On Friday, the US Food and Drug Administration finally approved Amylin Pharmaceutical’s diabetes drug Bydureon, which provides glycemic control for diabetes type 2 in a once-weekly injection. The approval follows two earlier rejections in 2010, when the FDA asked the company to go back and carry out a new trial of the drug’s effect on heart rhythm.
The company describes Bydureon (exenatide extended-release for injectable suspension) as the first of its kind. It is a once-a- week version of Byetta, the company’s 7-year-old diabetes drug that has to be injected twice a day.
The drug, a glucagon-like peptide-1 (GLP-1) receptor agonist, is approved for use alongside diet and exercise to improve blood sugar control in adults with type 2 diabetes. The company says it will be available in pharmacies throughout the US in February.
Dr John Buse is a professor of medicine, the director of the Diabetes Care Center, and chief of the Division of Endocrinology at the University of North Carolina School of Medicine in Chapel Hill. He said in a statement that with Bydureon, doctors and their patients now have the option of a treatment that offers continuous control of blood sugar with just one dose per week:
“New treatment options are essential for the millions of adults with type 2 diabetes who continue to struggle to achieve optimal blood sugar control” said Buse.
To get the approval, the company submitted safety and efficacy data from the DURATION clinical trial of Bydureon, backed by clinical experience with twice-daily injections of Byetta (exenatide).
Byetta is used in nearly 80 countries worldwide. It has been available in the US since June 2005.
Bydureon uses Alkermes’ proprietary technology to provide controlled release of exenatide over the course of a week.
In the DURATION trial, Bydureon was tested head to head against Byetta for 24 weeks. The results showed that patients taking Bydureon experienced a “a statistically superior reduction in A1C of 1.6 percentage points from baseline, compared to a reduction of 0.9 percentage points” for those taking Byetta, said Amylin. (A1C is a measure of average blood sugar over three months.)
By the end of the study, both groups achieved statistically signficant weight loss, a secondary endpoint of the trial (average loss was 5.1 pounds, 2.3 kg, for those on Bydureon, and 3.0 pounds, 1.4 kg, for those on Byetta).
The most common side effects in both groups was nausea, which was reported less frequently by the Bydureon users (14%) than the Byetta users (35%).
Other common side effects for the Bydureon group were diarrhea, upper respiratory tract infection and injection site nodules.

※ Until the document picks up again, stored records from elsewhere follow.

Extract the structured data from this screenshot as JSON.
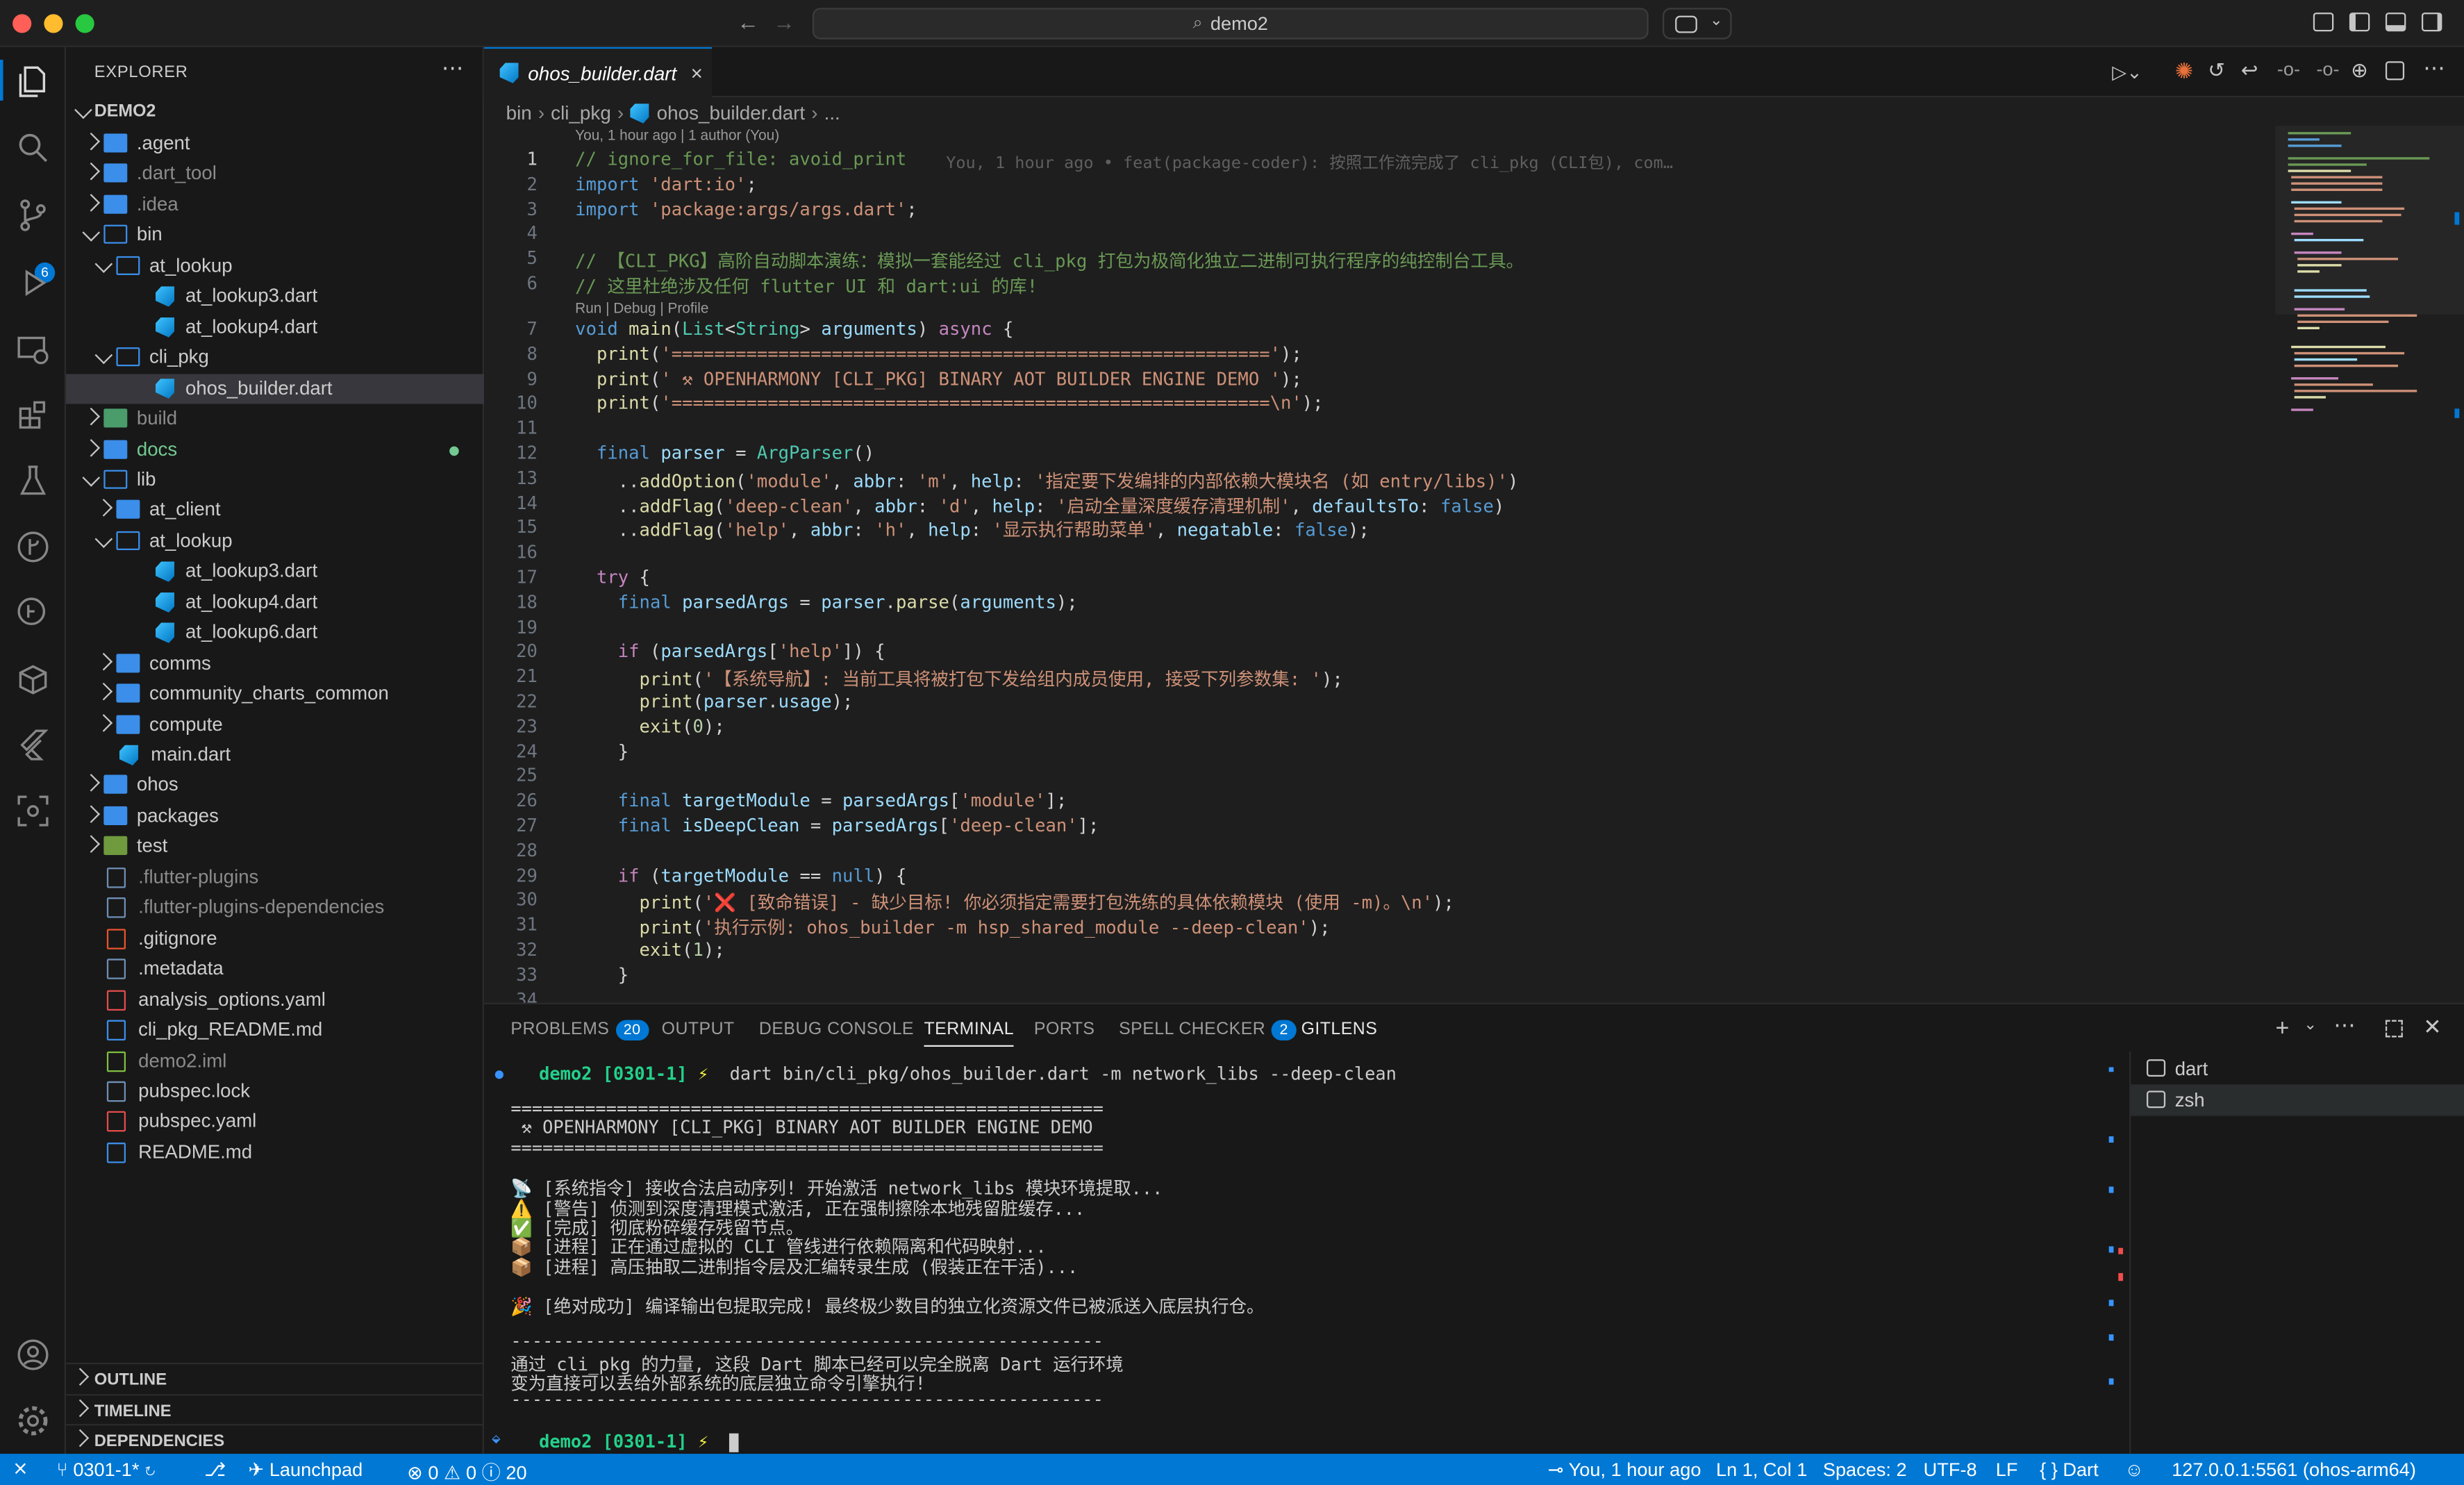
{
  "window": {
    "title": "demo2"
  },
  "activity_bar": {
    "scm_badge": "6"
  },
  "explorer": {
    "title": "EXPLORER",
    "root": "DEMO2",
    "items": [
      {
        "label": ".agent",
        "icon": "folder",
        "color": "#cccccc"
      },
      {
        "label": ".dart_tool",
        "icon": "folder",
        "color": "#8b8b8b"
      },
      {
        "label": ".idea",
        "icon": "folder",
        "color": "#8b8b8b"
      },
      {
        "label": "bin",
        "icon": "folder-open",
        "color": "#cccccc"
      },
      {
        "label": "at_lookup",
        "icon": "folder-open",
        "color": "#cccccc"
      },
      {
        "label": "at_lookup3.dart",
        "icon": "dart",
        "color": "#cccccc"
      },
      {
        "label": "at_lookup4.dart",
        "icon": "dart",
        "color": "#cccccc"
      },
      {
        "label": "cli_pkg",
        "icon": "folder-open",
        "color": "#cccccc"
      },
      {
        "label": "ohos_builder.dart",
        "icon": "dart",
        "color": "#cccccc"
      },
      {
        "label": "build",
        "icon": "folder-build",
        "color": "#8b8b8b"
      },
      {
        "label": "docs",
        "icon": "folder",
        "color": "#73c991"
      },
      {
        "label": "lib",
        "icon": "folder-open",
        "color": "#cccccc"
      },
      {
        "label": "at_client",
        "icon": "folder",
        "color": "#cccccc"
      },
      {
        "label": "at_lookup",
        "icon": "folder-open",
        "color": "#cccccc"
      },
      {
        "label": "at_lookup3.dart",
        "icon": "dart",
        "color": "#cccccc"
      },
      {
        "label": "at_lookup4.dart",
        "icon": "dart",
        "color": "#cccccc"
      },
      {
        "label": "at_lookup6.dart",
        "icon": "dart",
        "color": "#cccccc"
      },
      {
        "label": "comms",
        "icon": "folder",
        "color": "#cccccc"
      },
      {
        "label": "community_charts_common",
        "icon": "folder",
        "color": "#cccccc"
      },
      {
        "label": "compute",
        "icon": "folder",
        "color": "#cccccc"
      },
      {
        "label": "main.dart",
        "icon": "dart",
        "color": "#cccccc"
      },
      {
        "label": "ohos",
        "icon": "folder",
        "color": "#cccccc"
      },
      {
        "label": "packages",
        "icon": "folder",
        "color": "#cccccc"
      },
      {
        "label": "test",
        "icon": "folder-test",
        "color": "#cccccc"
      },
      {
        "label": ".flutter-plugins",
        "icon": "file",
        "color": "#8b8b8b"
      },
      {
        "label": ".flutter-plugins-dependencies",
        "icon": "file",
        "color": "#8b8b8b"
      },
      {
        "label": ".gitignore",
        "icon": "git",
        "color": "#cccccc"
      },
      {
        "label": ".metadata",
        "icon": "file",
        "color": "#cccccc"
      },
      {
        "label": "analysis_options.yaml",
        "icon": "yaml",
        "color": "#cccccc"
      },
      {
        "label": "cli_pkg_README.md",
        "icon": "md",
        "color": "#cccccc"
      },
      {
        "label": "demo2.iml",
        "icon": "xml",
        "color": "#8b8b8b"
      },
      {
        "label": "pubspec.lock",
        "icon": "file",
        "color": "#cccccc"
      },
      {
        "label": "pubspec.yaml",
        "icon": "yaml",
        "color": "#cccccc"
      },
      {
        "label": "README.md",
        "icon": "md",
        "color": "#cccccc"
      }
    ],
    "sections": [
      "OUTLINE",
      "TIMELINE",
      "DEPENDENCIES"
    ]
  },
  "editor": {
    "tab_label": "ohos_builder.dart",
    "breadcrumb": [
      "bin",
      "cli_pkg",
      "ohos_builder.dart",
      "..."
    ],
    "blame_header": "You, 1 hour ago | 1 author (You)",
    "codelens": "Run | Debug | Profile",
    "inline_blame": "You, 1 hour ago • feat(package-coder): 按照工作流完成了 cli_pkg (CLI包), com…",
    "line_numbers": [
      "1",
      "2",
      "3",
      "4",
      "5",
      "6",
      "7",
      "8",
      "9",
      "10",
      "11",
      "12",
      "13",
      "14",
      "15",
      "16",
      "17",
      "18",
      "19",
      "20",
      "21",
      "22",
      "23",
      "24",
      "25",
      "26",
      "27",
      "28",
      "29",
      "30",
      "31",
      "32",
      "33",
      "34"
    ],
    "lines": [
      [
        [
          "c",
          "// ignore_for_file: avoid_print"
        ]
      ],
      [
        [
          "k",
          "import "
        ],
        [
          "s",
          "'dart:io'"
        ],
        [
          "p",
          ";"
        ]
      ],
      [
        [
          "k",
          "import "
        ],
        [
          "s",
          "'package:args/args.dart'"
        ],
        [
          "p",
          ";"
        ]
      ],
      [],
      [
        [
          "c",
          "// 【CLI_PKG】高阶自动脚本演练：模拟一套能经过 cli_pkg 打包为极简化独立二进制可执行程序的纯控制台工具。"
        ]
      ],
      [
        [
          "c",
          "// 这里杜绝涉及任何 flutter UI 和 dart:ui 的库!"
        ]
      ],
      [
        [
          "k",
          "void "
        ],
        [
          "f",
          "main"
        ],
        [
          "p",
          "("
        ],
        [
          "t",
          "List"
        ],
        [
          "p",
          "<"
        ],
        [
          "t",
          "String"
        ],
        [
          "p",
          "> "
        ],
        [
          "v",
          "arguments"
        ],
        [
          "p",
          ") "
        ],
        [
          "kw",
          "async"
        ],
        [
          "p",
          " {"
        ]
      ],
      [
        [
          "p",
          "  "
        ],
        [
          "f",
          "print"
        ],
        [
          "p",
          "("
        ],
        [
          "s",
          "'========================================================'"
        ],
        [
          "p",
          ");"
        ]
      ],
      [
        [
          "p",
          "  "
        ],
        [
          "f",
          "print"
        ],
        [
          "p",
          "("
        ],
        [
          "s",
          "' ⚒ OPENHARMONY [CLI_PKG] BINARY AOT BUILDER ENGINE DEMO '"
        ],
        [
          "p",
          ");"
        ]
      ],
      [
        [
          "p",
          "  "
        ],
        [
          "f",
          "print"
        ],
        [
          "p",
          "("
        ],
        [
          "s",
          "'========================================================\\n'"
        ],
        [
          "p",
          ");"
        ]
      ],
      [],
      [
        [
          "p",
          "  "
        ],
        [
          "k",
          "final "
        ],
        [
          "v",
          "parser"
        ],
        [
          "p",
          " = "
        ],
        [
          "t",
          "ArgParser"
        ],
        [
          "p",
          "()"
        ]
      ],
      [
        [
          "p",
          "    .."
        ],
        [
          "f",
          "addOption"
        ],
        [
          "p",
          "("
        ],
        [
          "s",
          "'module'"
        ],
        [
          "p",
          ", "
        ],
        [
          "v",
          "abbr"
        ],
        [
          "p",
          ": "
        ],
        [
          "s",
          "'m'"
        ],
        [
          "p",
          ", "
        ],
        [
          "v",
          "help"
        ],
        [
          "p",
          ": "
        ],
        [
          "s",
          "'指定要下发编排的内部依赖大模块名 (如 entry/libs)'"
        ],
        [
          "p",
          ")"
        ]
      ],
      [
        [
          "p",
          "    .."
        ],
        [
          "f",
          "addFlag"
        ],
        [
          "p",
          "("
        ],
        [
          "s",
          "'deep-clean'"
        ],
        [
          "p",
          ", "
        ],
        [
          "v",
          "abbr"
        ],
        [
          "p",
          ": "
        ],
        [
          "s",
          "'d'"
        ],
        [
          "p",
          ", "
        ],
        [
          "v",
          "help"
        ],
        [
          "p",
          ": "
        ],
        [
          "s",
          "'启动全量深度缓存清理机制'"
        ],
        [
          "p",
          ", "
        ],
        [
          "v",
          "defaultsTo"
        ],
        [
          "p",
          ": "
        ],
        [
          "k",
          "false"
        ],
        [
          "p",
          ")"
        ]
      ],
      [
        [
          "p",
          "    .."
        ],
        [
          "f",
          "addFlag"
        ],
        [
          "p",
          "("
        ],
        [
          "s",
          "'help'"
        ],
        [
          "p",
          ", "
        ],
        [
          "v",
          "abbr"
        ],
        [
          "p",
          ": "
        ],
        [
          "s",
          "'h'"
        ],
        [
          "p",
          ", "
        ],
        [
          "v",
          "help"
        ],
        [
          "p",
          ": "
        ],
        [
          "s",
          "'显示执行帮助菜单'"
        ],
        [
          "p",
          ", "
        ],
        [
          "v",
          "negatable"
        ],
        [
          "p",
          ": "
        ],
        [
          "k",
          "false"
        ],
        [
          "p",
          ");"
        ]
      ],
      [],
      [
        [
          "p",
          "  "
        ],
        [
          "kw",
          "try"
        ],
        [
          "p",
          " {"
        ]
      ],
      [
        [
          "p",
          "    "
        ],
        [
          "k",
          "final "
        ],
        [
          "v",
          "parsedArgs"
        ],
        [
          "p",
          " = "
        ],
        [
          "v",
          "parser"
        ],
        [
          "p",
          "."
        ],
        [
          "f",
          "parse"
        ],
        [
          "p",
          "("
        ],
        [
          "v",
          "arguments"
        ],
        [
          "p",
          ");"
        ]
      ],
      [],
      [
        [
          "p",
          "    "
        ],
        [
          "kw",
          "if"
        ],
        [
          "p",
          " ("
        ],
        [
          "v",
          "parsedArgs"
        ],
        [
          "p",
          "["
        ],
        [
          "s",
          "'help'"
        ],
        [
          "p",
          "]) {"
        ]
      ],
      [
        [
          "p",
          "      "
        ],
        [
          "f",
          "print"
        ],
        [
          "p",
          "("
        ],
        [
          "s",
          "'【系统导航】: 当前工具将被打包下发给组内成员使用, 接受下列参数集: '"
        ],
        [
          "p",
          ");"
        ]
      ],
      [
        [
          "p",
          "      "
        ],
        [
          "f",
          "print"
        ],
        [
          "p",
          "("
        ],
        [
          "v",
          "parser"
        ],
        [
          "p",
          "."
        ],
        [
          "v",
          "usage"
        ],
        [
          "p",
          ");"
        ]
      ],
      [
        [
          "p",
          "      "
        ],
        [
          "f",
          "exit"
        ],
        [
          "p",
          "("
        ],
        [
          "n",
          "0"
        ],
        [
          "p",
          ");"
        ]
      ],
      [
        [
          "p",
          "    }"
        ]
      ],
      [],
      [
        [
          "p",
          "    "
        ],
        [
          "k",
          "final "
        ],
        [
          "v",
          "targetModule"
        ],
        [
          "p",
          " = "
        ],
        [
          "v",
          "parsedArgs"
        ],
        [
          "p",
          "["
        ],
        [
          "s",
          "'module'"
        ],
        [
          "p",
          "];"
        ]
      ],
      [
        [
          "p",
          "    "
        ],
        [
          "k",
          "final "
        ],
        [
          "v",
          "isDeepClean"
        ],
        [
          "p",
          " = "
        ],
        [
          "v",
          "parsedArgs"
        ],
        [
          "p",
          "["
        ],
        [
          "s",
          "'deep-clean'"
        ],
        [
          "p",
          "];"
        ]
      ],
      [],
      [
        [
          "p",
          "    "
        ],
        [
          "kw",
          "if"
        ],
        [
          "p",
          " ("
        ],
        [
          "v",
          "targetModule"
        ],
        [
          "p",
          " == "
        ],
        [
          "k",
          "null"
        ],
        [
          "p",
          ") {"
        ]
      ],
      [
        [
          "p",
          "      "
        ],
        [
          "f",
          "print"
        ],
        [
          "p",
          "("
        ],
        [
          "s",
          "'❌ [致命错误] - 缺少目标! 你必须指定需要打包洗练的具体依赖模块 (使用 -m)。\\n'"
        ],
        [
          "p",
          ");"
        ]
      ],
      [
        [
          "p",
          "      "
        ],
        [
          "f",
          "print"
        ],
        [
          "p",
          "("
        ],
        [
          "s",
          "'执行示例: ohos_builder -m hsp_shared_module --deep-clean'"
        ],
        [
          "p",
          ");"
        ]
      ],
      [
        [
          "p",
          "      "
        ],
        [
          "f",
          "exit"
        ],
        [
          "p",
          "("
        ],
        [
          "n",
          "1"
        ],
        [
          "p",
          ");"
        ]
      ],
      [
        [
          "p",
          "    }"
        ]
      ]
    ]
  },
  "panel": {
    "tabs": [
      "PROBLEMS",
      "OUTPUT",
      "DEBUG CONSOLE",
      "TERMINAL",
      "PORTS",
      "SPELL CHECKER",
      "GITLENS"
    ],
    "problems_count": "20",
    "spell_count": "2",
    "terminals": [
      "dart",
      "zsh"
    ]
  },
  "terminal": {
    "prompt_dir": "demo2",
    "prompt_branch": "[0301-1]",
    "prompt_mark": "⚡",
    "command": "dart bin/cli_pkg/ohos_builder.dart -m network_libs --deep-clean",
    "output": [
      "========================================================",
      " ⚒ OPENHARMONY [CLI_PKG] BINARY AOT BUILDER ENGINE DEMO",
      "========================================================",
      "",
      "📡 [系统指令] 接收合法启动序列! 开始激活 network_libs 模块环境提取...",
      "⚠️ [警告] 侦测到深度清理模式激活, 正在强制擦除本地残留脏缓存...",
      "✅ [完成] 彻底粉碎缓存残留节点。",
      "📦 [进程] 正在通过虚拟的 CLI 管线进行依赖隔离和代码映射...",
      "📦 [进程] 高压抽取二进制指令层及汇编转录生成 (假装正在干活)...",
      "",
      "🎉 [绝对成功] 编译输出包提取完成! 最终极少数目的独立化资源文件已被派送入底层执行仓。",
      "",
      "--------------------------------------------------------",
      "通过 cli_pkg 的力量, 这段 Dart 脚本已经可以完全脱离 Dart 运行环境",
      "变为直接可以丢给外部系统的底层独立命令引擎执行!",
      "--------------------------------------------------------"
    ]
  },
  "status_bar": {
    "branch": "0301-1*",
    "launchpad": "Launchpad",
    "errors": "0",
    "warnings": "0",
    "infos": "20",
    "blame": "You, 1 hour ago",
    "position": "Ln 1, Col 1",
    "spaces": "Spaces: 2",
    "encoding": "UTF-8",
    "eol": "LF",
    "language": "{ } Dart",
    "device": "127.0.0.1:5561 (ohos-arm64)"
  }
}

There were no major hypoglycemic events, according to Amylin.
The new drug has been approved with a Risk Evaluation and Mitigation Strategy (REMS) to make sure the benefits exceed the risk of acute pancreatitis and the potential risk of medullary thyroid carcinoma.
Based on postmarketing data, exenatide has been linked acute pancreatitis, including fatal and non-fatal hemorrhagic or necrotizing pancreatitis. And in animal studies, Bydureon caused rats to develop thyroid tumors, some of the cancerous.
Amylin said it will also be fulfilling “a number of post-marketing requirements to further assess the impact of BYDUREON on medullary thyroid cancer and cardiovascular disease”.
Full Boxed Warning and other safety information is available at the company’s website for the drug http://www.bydureon.com/.
For FDA information on Bydureon go to the Drugs@FDA webpage and enter the name “Bydureon” into the search box.
Written by Catharine Paddock PhD